-- DATASET RECORDS follows --
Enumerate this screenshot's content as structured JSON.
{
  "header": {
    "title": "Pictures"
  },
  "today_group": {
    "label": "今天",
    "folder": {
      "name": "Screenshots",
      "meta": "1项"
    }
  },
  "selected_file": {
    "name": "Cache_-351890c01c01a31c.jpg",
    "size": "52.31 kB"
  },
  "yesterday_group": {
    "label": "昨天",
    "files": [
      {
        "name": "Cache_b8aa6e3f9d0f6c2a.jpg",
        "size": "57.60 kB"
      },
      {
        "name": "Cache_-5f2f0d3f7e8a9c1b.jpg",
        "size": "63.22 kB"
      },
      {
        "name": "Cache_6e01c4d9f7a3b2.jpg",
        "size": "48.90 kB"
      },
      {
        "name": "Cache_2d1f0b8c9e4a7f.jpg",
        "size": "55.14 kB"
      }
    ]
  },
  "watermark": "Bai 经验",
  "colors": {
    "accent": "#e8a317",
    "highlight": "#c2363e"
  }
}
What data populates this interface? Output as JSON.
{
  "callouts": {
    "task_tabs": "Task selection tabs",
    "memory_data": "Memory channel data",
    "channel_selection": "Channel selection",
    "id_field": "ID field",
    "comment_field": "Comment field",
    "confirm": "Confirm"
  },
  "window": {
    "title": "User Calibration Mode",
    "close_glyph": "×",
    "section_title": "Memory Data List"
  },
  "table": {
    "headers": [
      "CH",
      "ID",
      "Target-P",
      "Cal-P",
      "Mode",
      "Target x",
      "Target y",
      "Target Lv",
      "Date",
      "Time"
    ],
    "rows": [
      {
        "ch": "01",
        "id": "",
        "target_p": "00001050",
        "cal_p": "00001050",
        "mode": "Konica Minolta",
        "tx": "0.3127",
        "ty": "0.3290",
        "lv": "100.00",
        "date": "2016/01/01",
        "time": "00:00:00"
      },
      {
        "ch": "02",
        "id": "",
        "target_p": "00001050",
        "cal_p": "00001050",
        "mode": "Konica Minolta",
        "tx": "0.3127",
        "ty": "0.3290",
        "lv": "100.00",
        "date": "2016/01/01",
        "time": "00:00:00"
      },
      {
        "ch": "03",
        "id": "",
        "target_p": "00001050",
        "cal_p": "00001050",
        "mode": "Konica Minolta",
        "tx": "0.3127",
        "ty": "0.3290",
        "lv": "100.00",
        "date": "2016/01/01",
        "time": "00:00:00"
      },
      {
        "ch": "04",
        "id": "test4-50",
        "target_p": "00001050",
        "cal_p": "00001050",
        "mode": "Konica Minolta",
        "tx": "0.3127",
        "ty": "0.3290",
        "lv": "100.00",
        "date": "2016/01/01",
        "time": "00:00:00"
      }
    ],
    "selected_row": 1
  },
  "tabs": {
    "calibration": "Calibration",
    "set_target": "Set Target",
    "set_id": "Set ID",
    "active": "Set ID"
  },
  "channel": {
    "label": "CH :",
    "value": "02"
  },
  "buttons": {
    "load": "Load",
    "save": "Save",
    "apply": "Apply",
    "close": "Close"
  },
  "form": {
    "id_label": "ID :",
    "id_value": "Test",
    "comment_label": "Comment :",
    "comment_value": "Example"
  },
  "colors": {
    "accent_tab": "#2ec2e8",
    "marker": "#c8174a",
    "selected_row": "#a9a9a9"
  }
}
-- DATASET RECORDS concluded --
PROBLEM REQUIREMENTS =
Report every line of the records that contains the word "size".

SOLUTION TO THE PROBLEM =
    "size": "52.31 kB"
        "size": "57.60 kB"
        "size": "63.22 kB"
        "size": "48.90 kB"
        "size": "55.14 kB"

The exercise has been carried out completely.